(Dataset rows describing interfaces)
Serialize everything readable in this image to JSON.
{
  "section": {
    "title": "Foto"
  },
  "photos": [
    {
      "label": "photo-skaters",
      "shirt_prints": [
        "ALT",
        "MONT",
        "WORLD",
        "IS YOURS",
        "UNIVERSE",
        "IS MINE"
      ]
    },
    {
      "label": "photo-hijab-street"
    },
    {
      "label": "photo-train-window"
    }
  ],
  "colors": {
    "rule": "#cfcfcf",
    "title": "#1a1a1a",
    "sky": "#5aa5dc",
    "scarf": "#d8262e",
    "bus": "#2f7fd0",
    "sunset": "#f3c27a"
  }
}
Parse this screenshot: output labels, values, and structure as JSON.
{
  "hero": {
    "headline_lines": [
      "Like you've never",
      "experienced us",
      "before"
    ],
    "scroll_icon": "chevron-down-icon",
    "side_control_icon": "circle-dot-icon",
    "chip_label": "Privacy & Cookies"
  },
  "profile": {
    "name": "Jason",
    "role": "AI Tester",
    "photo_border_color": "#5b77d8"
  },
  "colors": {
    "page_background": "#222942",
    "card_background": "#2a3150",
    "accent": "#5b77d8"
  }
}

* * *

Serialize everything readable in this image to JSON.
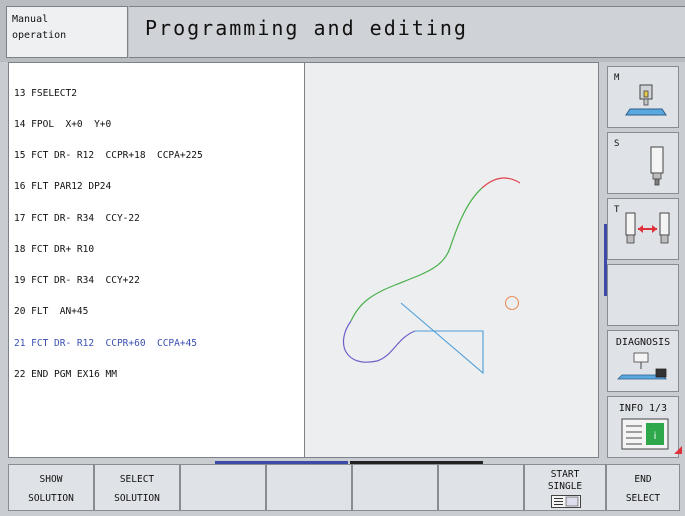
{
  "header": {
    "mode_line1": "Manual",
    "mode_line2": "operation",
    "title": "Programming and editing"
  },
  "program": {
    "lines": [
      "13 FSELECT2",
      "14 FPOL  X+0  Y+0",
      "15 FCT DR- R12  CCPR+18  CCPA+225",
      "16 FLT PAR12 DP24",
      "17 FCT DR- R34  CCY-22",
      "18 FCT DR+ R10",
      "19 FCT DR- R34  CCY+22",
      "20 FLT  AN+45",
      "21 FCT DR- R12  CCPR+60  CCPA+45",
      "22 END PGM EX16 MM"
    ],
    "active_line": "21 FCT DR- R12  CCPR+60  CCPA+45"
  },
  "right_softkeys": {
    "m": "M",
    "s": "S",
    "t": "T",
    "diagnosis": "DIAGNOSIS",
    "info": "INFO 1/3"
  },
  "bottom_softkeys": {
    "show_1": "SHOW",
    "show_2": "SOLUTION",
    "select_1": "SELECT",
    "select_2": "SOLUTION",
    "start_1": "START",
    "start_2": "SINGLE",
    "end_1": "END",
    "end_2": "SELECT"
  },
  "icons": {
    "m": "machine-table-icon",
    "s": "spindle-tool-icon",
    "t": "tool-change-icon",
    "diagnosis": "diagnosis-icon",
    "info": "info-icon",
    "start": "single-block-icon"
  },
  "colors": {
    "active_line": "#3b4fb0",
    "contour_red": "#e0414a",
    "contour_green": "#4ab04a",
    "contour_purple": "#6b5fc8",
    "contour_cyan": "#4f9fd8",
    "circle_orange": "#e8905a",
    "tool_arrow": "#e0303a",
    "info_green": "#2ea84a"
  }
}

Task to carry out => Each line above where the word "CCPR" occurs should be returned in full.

Task result =>
      "15 FCT DR- R12  CCPR+18  CCPA+225",
      "21 FCT DR- R12  CCPR+60  CCPA+45",
    "active_line": "21 FCT DR- R12  CCPR+60  CCPA+45"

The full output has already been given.